Workplace health and safety – what you should know
What does health and safety in the workplace mean?
Workplace Health and Safety (WHS), otherwise known as Occupational Health and Safety (OH&S) demands the evaluation, mitigation and control of risks that may impact the health, safety or welfare of those associated with your workplace. A form of monitoring and ensuring WHS is through the implementation of Health and safety procedures in the workplace. For this, training is crucial and effective. The correct training and adherence to such procedures can reduce employee illnesses and injuries greatly. Likewise, it can educate your employees on the appropriate workplace procedures, practices and behaviour in order to prevent possible injuries, misuse of equipment or illness from inadequate hygiene.
Whose responsibility is workplace health and safety?
Ensuring workplace health and safety is very important. It is a responsibility belonging to both the employer and the employee.
It is an employer’s responsibility to preserve the health, safety and welfare of their employees and anyone who might be affected by their business. This can be achieved through ensuring a safe and secure environment and making appropriate training and information readily available. Employers must do as much as possible, within reason, to achieve a safe environment and a well prepared and informed staff.
This means making sure that workers and others are protected from anything which may cause them harm by promptly and effectively monitoring any possible risks to injury or health which may be present in the workplace.
Employers are held responsible under health and safety laws to assess and monitor risks in the workplace and how they may affect workers. Risk assessments should be frequently carried out in any areas which contain possible risks.

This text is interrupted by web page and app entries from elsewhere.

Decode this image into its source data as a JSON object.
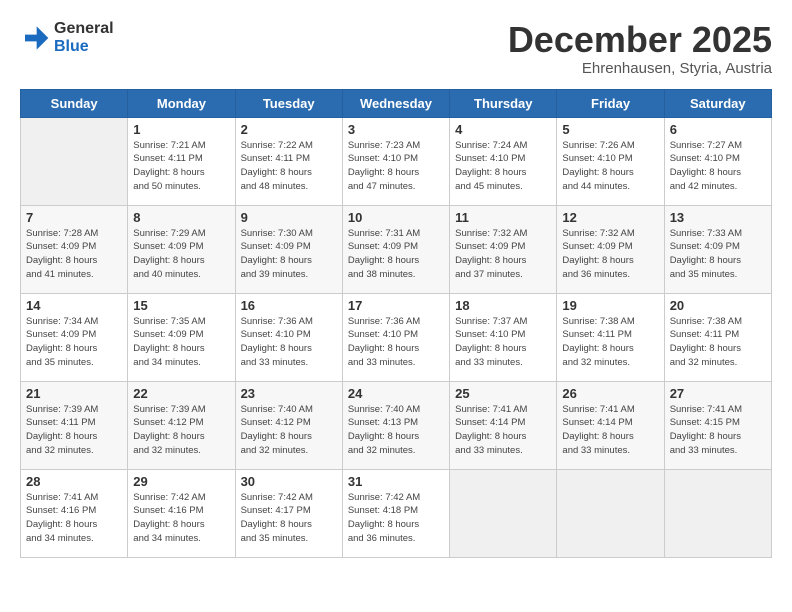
{
  "header": {
    "logo_line1": "General",
    "logo_line2": "Blue",
    "month_title": "December 2025",
    "subtitle": "Ehrenhausen, Styria, Austria"
  },
  "days_of_week": [
    "Sunday",
    "Monday",
    "Tuesday",
    "Wednesday",
    "Thursday",
    "Friday",
    "Saturday"
  ],
  "weeks": [
    [
      {
        "day": "",
        "info": ""
      },
      {
        "day": "1",
        "info": "Sunrise: 7:21 AM\nSunset: 4:11 PM\nDaylight: 8 hours\nand 50 minutes."
      },
      {
        "day": "2",
        "info": "Sunrise: 7:22 AM\nSunset: 4:11 PM\nDaylight: 8 hours\nand 48 minutes."
      },
      {
        "day": "3",
        "info": "Sunrise: 7:23 AM\nSunset: 4:10 PM\nDaylight: 8 hours\nand 47 minutes."
      },
      {
        "day": "4",
        "info": "Sunrise: 7:24 AM\nSunset: 4:10 PM\nDaylight: 8 hours\nand 45 minutes."
      },
      {
        "day": "5",
        "info": "Sunrise: 7:26 AM\nSunset: 4:10 PM\nDaylight: 8 hours\nand 44 minutes."
      },
      {
        "day": "6",
        "info": "Sunrise: 7:27 AM\nSunset: 4:10 PM\nDaylight: 8 hours\nand 42 minutes."
      }
    ],
    [
      {
        "day": "7",
        "info": "Sunrise: 7:28 AM\nSunset: 4:09 PM\nDaylight: 8 hours\nand 41 minutes."
      },
      {
        "day": "8",
        "info": "Sunrise: 7:29 AM\nSunset: 4:09 PM\nDaylight: 8 hours\nand 40 minutes."
      },
      {
        "day": "9",
        "info": "Sunrise: 7:30 AM\nSunset: 4:09 PM\nDaylight: 8 hours\nand 39 minutes."
      },
      {
        "day": "10",
        "info": "Sunrise: 7:31 AM\nSunset: 4:09 PM\nDaylight: 8 hours\nand 38 minutes."
      },
      {
        "day": "11",
        "info": "Sunrise: 7:32 AM\nSunset: 4:09 PM\nDaylight: 8 hours\nand 37 minutes."
      },
      {
        "day": "12",
        "info": "Sunrise: 7:32 AM\nSunset: 4:09 PM\nDaylight: 8 hours\nand 36 minutes."
      },
      {
        "day": "13",
        "info": "Sunrise: 7:33 AM\nSunset: 4:09 PM\nDaylight: 8 hours\nand 35 minutes."
      }
    ],
    [
      {
        "day": "14",
        "info": "Sunrise: 7:34 AM\nSunset: 4:09 PM\nDaylight: 8 hours\nand 35 minutes."
      },
      {
        "day": "15",
        "info": "Sunrise: 7:35 AM\nSunset: 4:09 PM\nDaylight: 8 hours\nand 34 minutes."
      },
      {
        "day": "16",
        "info": "Sunrise: 7:36 AM\nSunset: 4:10 PM\nDaylight: 8 hours\nand 33 minutes."
      },
      {
        "day": "17",
        "info": "Sunrise: 7:36 AM\nSunset: 4:10 PM\nDaylight: 8 hours\nand 33 minutes."
      },
      {
        "day": "18",
        "info": "Sunrise: 7:37 AM\nSunset: 4:10 PM\nDaylight: 8 hours\nand 33 minutes."
      },
      {
        "day": "19",
        "info": "Sunrise: 7:38 AM\nSunset: 4:11 PM\nDaylight: 8 hours\nand 32 minutes."
      },
      {
        "day": "20",
        "info": "Sunrise: 7:38 AM\nSunset: 4:11 PM\nDaylight: 8 hours\nand 32 minutes."
      }
    ],
    [
      {
        "day": "21",
        "info": "Sunrise: 7:39 AM\nSunset: 4:11 PM\nDaylight: 8 hours\nand 32 minutes."
      },
      {
        "day": "22",
        "info": "Sunrise: 7:39 AM\nSunset: 4:12 PM\nDaylight: 8 hours\nand 32 minutes."
      },
      {
        "day": "23",
        "info": "Sunrise: 7:40 AM\nSunset: 4:12 PM\nDaylight: 8 hours\nand 32 minutes."
      },
      {
        "day": "24",
        "info": "Sunrise: 7:40 AM\nSunset: 4:13 PM\nDaylight: 8 hours\nand 32 minutes."
      },
      {
        "day": "25",
        "info": "Sunrise: 7:41 AM\nSunset: 4:14 PM\nDaylight: 8 hours\nand 33 minutes."
      },
      {
        "day": "26",
        "info": "Sunrise: 7:41 AM\nSunset: 4:14 PM\nDaylight: 8 hours\nand 33 minutes."
      },
      {
        "day": "27",
        "info": "Sunrise: 7:41 AM\nSunset: 4:15 PM\nDaylight: 8 hours\nand 33 minutes."
      }
    ],
    [
      {
        "day": "28",
        "info": "Sunrise: 7:41 AM\nSunset: 4:16 PM\nDaylight: 8 hours\nand 34 minutes."
      },
      {
        "day": "29",
        "info": "Sunrise: 7:42 AM\nSunset: 4:16 PM\nDaylight: 8 hours\nand 34 minutes."
      },
      {
        "day": "30",
        "info": "Sunrise: 7:42 AM\nSunset: 4:17 PM\nDaylight: 8 hours\nand 35 minutes."
      },
      {
        "day": "31",
        "info": "Sunrise: 7:42 AM\nSunset: 4:18 PM\nDaylight: 8 hours\nand 36 minutes."
      },
      {
        "day": "",
        "info": ""
      },
      {
        "day": "",
        "info": ""
      },
      {
        "day": "",
        "info": ""
      }
    ]
  ]
}
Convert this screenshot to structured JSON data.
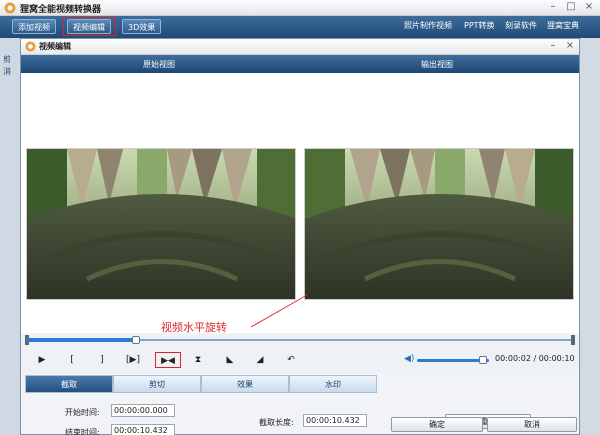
{
  "app": {
    "title": "狸窝全能视频转换器",
    "toolbar": {
      "add_video": "添加视频",
      "video_edit": "视频编辑",
      "effect_3d": "3D效果"
    },
    "links": [
      "照片制作视频",
      "PPT转换",
      "刻录软件",
      "狸窝宝典"
    ],
    "side_text": [
      "剪",
      "消"
    ]
  },
  "dialog": {
    "title": "视频编辑",
    "original_view": "原始视图",
    "output_view": "输出视图",
    "annotation": "视频水平旋转",
    "time_display": "00:00:02 / 00:00:10",
    "tabs": [
      "截取",
      "剪切",
      "效果",
      "水印"
    ],
    "start_label": "开始时间:",
    "start_value": "00:00:00.000",
    "end_label": "结束时间:",
    "end_value": "00:00:10.432",
    "length_label": "截取长度:",
    "length_value": "00:00:10.432",
    "reset": "重置",
    "ok": "确定",
    "cancel": "取消"
  },
  "progress": {
    "playback_fraction": 0.2,
    "volume_fraction": 0.92
  },
  "colors": {
    "toolbar": "#1f4a77",
    "accent_blue": "#2c7bd1",
    "annotation_red": "#e02a2a"
  },
  "icons": [
    "app-logo-icon",
    "minimize-icon",
    "maximize-icon",
    "close-icon",
    "play-icon",
    "mark-in-icon",
    "mark-out-icon",
    "next-frame-icon",
    "flip-horizontal-icon",
    "flip-vertical-icon",
    "rotate-left-icon",
    "rotate-right-icon",
    "undo-icon",
    "volume-icon"
  ]
}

Employers must also provide information about the risks in any given workplace and how to remain safe and protected. Meaning, they must also instruct and train workers on how to deal with the risks and are required to consult with workers on WHS issues, keeping them updated. Should the employer fail to adhere to their duties regarding workplace health and safety this could lead to legal ramifications for the employer and the business. They may be held accountable for being negligent and providing an unsafe environment for workers.
Employees, on the other hand, are required to comply with safety requirements at work and take all reasonable precautions to keep safe.

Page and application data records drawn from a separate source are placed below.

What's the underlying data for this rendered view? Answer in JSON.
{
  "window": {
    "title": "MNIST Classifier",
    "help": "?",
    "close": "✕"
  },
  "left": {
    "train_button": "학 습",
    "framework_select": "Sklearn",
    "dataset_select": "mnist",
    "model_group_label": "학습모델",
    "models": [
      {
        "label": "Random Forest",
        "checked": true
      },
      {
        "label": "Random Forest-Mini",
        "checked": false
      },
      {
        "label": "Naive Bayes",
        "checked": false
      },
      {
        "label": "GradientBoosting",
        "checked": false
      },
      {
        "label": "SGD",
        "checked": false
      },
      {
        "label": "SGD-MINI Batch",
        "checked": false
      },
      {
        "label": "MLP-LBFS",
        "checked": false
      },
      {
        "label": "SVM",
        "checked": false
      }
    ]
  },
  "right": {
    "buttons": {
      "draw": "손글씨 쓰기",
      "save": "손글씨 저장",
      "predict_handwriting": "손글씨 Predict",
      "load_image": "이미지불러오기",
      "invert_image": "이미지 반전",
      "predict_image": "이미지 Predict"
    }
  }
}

An employee’s responsibility to WHS includes paying attention to training and induction processes so they can be aware of the proper procedures to carry out in the workplace.
And it includes correctly and responsibly carrying out said procedures whilst listening to, understanding and obeying directions administered by employees. As well as behaving in an appropriate manner under the given workplace conditions.
Should employees fail to meet their responsibilities and find that they or a co-worker have become injured, despite the employer’s best efforts. It may occur that the employee is held legally responsible to facel ramifications.
Dealing with hazards & risks to ensure workplace health and safety
To achieve a safe work environment hazards and risks must be efficiently found and dealt with. A systematic approach set out by WorkSafe Victoria highlights four steps:
Consulting any staff, workers and employees on any possible health and safety risks, employers must consult with employees when identifying and assessing hazards or risks, and should enquire when making decisions about how to deal with risks.
In cooperation with your employees, analyse every task in your workplace to discover potential hazards. It’s a good idea to write everything down. It’s a good idea to research a history of hazards within your industry so you know what to avoid. Discussing risks and hazards with other people in your industry and sharing experiences can also prove beneficial. Try going through the business’ past injury records as they may highlight if any problem areas exist or if any patterns are emerging.
Once the hazards in your workplace have been identified and where necessary assessed the risks, the problems need to be fixed immediately and as thoroughly as possible.
Controlling workplace health and safety hazards and risks is a continuous process that needs to take into account changes in the workplace. For this reason procedures and risk controls should be regularly reviewed to ensure they are working well and are still relevant.
Supervision in the workplace may prove essential in order to maintain workplace health and safety. Supervisors can oversee workers and procedures to ensure everything is running smoothly. In order to effectively supervise workplace health and safety, the supervisor needs to be competent and well trained. They must know how to manage all types of workers from contractors to workers with specialist knowledge. It is beneficial to have many trained supervisors in one workplace so they can share safety supervision and cover all grounds.
Workers undertaking supervising roles should:
Appropriate induction process
The proper training and induction process can make all the difference to workplace health and safety. Ensuring that employees are well trained in the workplace procedures as well as it’s OH&S practices can greatly decrease the possibility of injuries and accidents, specially when operating machinery. It is equally important to provide an initial induction upon hiring new workers, so they can familiarise themselves with the new workplace, as it is to provide follow up inductions to all current workers if any changes in procedure occur, or new equipment is to be used. These inductions can be easily administered, monitored and completed through the form of online inductions. Enquire about our efficient and effective online induction platform to see how much time and money you can save.